Whenever "name" appears in a line, please copy that line from the data.

Start of Extracted entries

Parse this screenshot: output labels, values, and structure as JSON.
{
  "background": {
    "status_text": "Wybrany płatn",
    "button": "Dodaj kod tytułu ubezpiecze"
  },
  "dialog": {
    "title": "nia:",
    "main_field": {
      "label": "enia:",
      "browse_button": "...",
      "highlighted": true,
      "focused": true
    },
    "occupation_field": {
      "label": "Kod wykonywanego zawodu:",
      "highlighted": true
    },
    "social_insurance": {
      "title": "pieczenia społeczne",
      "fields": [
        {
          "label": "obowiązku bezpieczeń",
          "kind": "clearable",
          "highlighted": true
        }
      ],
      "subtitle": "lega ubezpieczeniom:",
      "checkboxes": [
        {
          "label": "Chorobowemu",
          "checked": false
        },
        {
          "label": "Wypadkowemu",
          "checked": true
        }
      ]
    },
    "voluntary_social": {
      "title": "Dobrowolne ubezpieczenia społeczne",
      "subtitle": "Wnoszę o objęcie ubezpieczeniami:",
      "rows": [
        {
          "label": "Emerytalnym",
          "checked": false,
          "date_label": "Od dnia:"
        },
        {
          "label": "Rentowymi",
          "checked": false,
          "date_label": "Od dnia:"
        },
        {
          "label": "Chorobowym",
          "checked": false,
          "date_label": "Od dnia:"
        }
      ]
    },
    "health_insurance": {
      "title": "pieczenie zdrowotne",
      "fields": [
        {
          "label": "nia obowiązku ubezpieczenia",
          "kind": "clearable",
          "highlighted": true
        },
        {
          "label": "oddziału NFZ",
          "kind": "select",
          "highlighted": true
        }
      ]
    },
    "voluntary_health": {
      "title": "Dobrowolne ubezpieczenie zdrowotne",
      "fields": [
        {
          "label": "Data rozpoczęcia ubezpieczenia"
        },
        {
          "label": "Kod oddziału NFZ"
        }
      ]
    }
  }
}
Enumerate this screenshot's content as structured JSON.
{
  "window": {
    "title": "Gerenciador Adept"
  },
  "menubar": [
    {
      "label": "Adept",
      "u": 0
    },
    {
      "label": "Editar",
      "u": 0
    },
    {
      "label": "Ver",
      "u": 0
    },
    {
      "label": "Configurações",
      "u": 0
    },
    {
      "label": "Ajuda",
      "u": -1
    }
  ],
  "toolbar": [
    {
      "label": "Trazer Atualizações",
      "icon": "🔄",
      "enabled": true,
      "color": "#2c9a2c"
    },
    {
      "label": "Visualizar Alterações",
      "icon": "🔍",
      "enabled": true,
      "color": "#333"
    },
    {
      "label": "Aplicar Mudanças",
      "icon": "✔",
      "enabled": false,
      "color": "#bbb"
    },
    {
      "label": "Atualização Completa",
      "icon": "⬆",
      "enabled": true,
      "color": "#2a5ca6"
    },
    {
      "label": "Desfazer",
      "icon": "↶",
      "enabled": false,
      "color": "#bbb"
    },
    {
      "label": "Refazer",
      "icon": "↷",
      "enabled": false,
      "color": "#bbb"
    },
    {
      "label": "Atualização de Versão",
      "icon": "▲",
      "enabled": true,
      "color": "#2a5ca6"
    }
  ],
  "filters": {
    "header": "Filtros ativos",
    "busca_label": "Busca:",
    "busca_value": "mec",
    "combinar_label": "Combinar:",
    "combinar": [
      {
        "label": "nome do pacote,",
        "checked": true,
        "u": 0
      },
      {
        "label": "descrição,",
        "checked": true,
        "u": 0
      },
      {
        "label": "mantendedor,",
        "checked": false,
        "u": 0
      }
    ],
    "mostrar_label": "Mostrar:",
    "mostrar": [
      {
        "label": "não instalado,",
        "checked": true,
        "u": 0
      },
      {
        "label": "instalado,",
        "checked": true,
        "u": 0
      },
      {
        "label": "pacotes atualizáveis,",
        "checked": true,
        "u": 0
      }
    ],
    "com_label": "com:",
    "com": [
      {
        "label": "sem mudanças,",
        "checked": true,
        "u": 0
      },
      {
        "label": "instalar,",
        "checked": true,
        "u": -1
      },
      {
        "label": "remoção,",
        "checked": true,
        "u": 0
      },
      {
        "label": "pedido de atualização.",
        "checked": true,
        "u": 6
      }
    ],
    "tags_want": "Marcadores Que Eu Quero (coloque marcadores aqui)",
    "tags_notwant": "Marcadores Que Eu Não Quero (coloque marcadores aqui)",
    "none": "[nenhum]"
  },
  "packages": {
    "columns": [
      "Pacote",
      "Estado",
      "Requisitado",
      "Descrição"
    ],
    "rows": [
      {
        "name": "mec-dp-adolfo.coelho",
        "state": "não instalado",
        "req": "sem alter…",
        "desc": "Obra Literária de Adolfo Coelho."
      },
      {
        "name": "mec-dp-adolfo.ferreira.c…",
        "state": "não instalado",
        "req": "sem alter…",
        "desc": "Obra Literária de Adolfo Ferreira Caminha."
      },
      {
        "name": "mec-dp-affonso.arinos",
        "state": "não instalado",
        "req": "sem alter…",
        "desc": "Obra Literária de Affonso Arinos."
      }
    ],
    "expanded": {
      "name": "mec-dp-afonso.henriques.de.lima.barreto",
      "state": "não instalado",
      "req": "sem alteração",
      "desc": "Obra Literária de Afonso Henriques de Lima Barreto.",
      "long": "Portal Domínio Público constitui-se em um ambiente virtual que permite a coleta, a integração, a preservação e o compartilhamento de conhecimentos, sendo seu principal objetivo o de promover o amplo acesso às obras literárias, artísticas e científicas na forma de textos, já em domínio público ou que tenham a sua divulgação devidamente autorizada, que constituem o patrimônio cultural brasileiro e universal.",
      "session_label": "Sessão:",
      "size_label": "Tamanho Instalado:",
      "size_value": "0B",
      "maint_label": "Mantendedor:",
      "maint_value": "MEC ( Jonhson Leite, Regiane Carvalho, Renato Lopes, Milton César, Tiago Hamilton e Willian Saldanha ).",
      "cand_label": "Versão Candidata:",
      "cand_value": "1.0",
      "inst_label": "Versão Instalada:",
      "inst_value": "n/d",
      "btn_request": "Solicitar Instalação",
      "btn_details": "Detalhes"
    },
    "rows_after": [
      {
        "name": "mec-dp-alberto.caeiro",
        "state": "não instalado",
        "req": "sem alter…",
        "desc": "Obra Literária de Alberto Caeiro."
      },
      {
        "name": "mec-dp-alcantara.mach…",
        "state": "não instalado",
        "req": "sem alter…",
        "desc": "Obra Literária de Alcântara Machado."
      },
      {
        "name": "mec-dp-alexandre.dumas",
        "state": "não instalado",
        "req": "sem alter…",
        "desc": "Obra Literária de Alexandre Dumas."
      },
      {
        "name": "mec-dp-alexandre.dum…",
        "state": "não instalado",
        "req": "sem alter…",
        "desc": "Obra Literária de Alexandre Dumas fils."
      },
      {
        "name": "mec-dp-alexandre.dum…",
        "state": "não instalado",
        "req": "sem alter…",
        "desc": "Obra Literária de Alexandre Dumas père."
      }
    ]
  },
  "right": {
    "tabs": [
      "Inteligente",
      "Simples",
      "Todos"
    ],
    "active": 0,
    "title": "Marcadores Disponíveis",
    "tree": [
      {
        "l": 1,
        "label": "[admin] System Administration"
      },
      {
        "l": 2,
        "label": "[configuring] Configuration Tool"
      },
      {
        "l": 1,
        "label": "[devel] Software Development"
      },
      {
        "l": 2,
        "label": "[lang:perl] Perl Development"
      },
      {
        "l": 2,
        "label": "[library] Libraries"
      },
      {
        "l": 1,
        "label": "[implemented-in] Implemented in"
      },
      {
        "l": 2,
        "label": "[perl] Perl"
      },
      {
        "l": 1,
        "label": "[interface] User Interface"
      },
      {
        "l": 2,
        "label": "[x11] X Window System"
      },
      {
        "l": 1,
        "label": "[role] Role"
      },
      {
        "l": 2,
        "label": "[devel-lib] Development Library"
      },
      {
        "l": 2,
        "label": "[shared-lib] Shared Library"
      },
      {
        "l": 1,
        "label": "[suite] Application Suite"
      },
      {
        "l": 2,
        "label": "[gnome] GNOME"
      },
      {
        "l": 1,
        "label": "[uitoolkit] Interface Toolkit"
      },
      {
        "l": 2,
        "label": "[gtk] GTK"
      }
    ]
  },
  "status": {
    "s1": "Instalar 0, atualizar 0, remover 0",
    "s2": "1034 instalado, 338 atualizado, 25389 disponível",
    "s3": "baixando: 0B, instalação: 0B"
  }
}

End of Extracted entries

*Exercise response*
        "name": "mec-dp-adolfo.coelho",
        "name": "mec-dp-adolfo.ferreira.c…",
        "name": "mec-dp-affonso.arinos",
      "name": "mec-dp-afonso.henriques.de.lima.barreto",
        "name": "mec-dp-alberto.caeiro",
        "name": "mec-dp-alcantara.mach…",
        "name": "mec-dp-alexandre.dumas",
        "name": "mec-dp-alexandre.dum…",
        "name": "mec-dp-alexandre.dum…",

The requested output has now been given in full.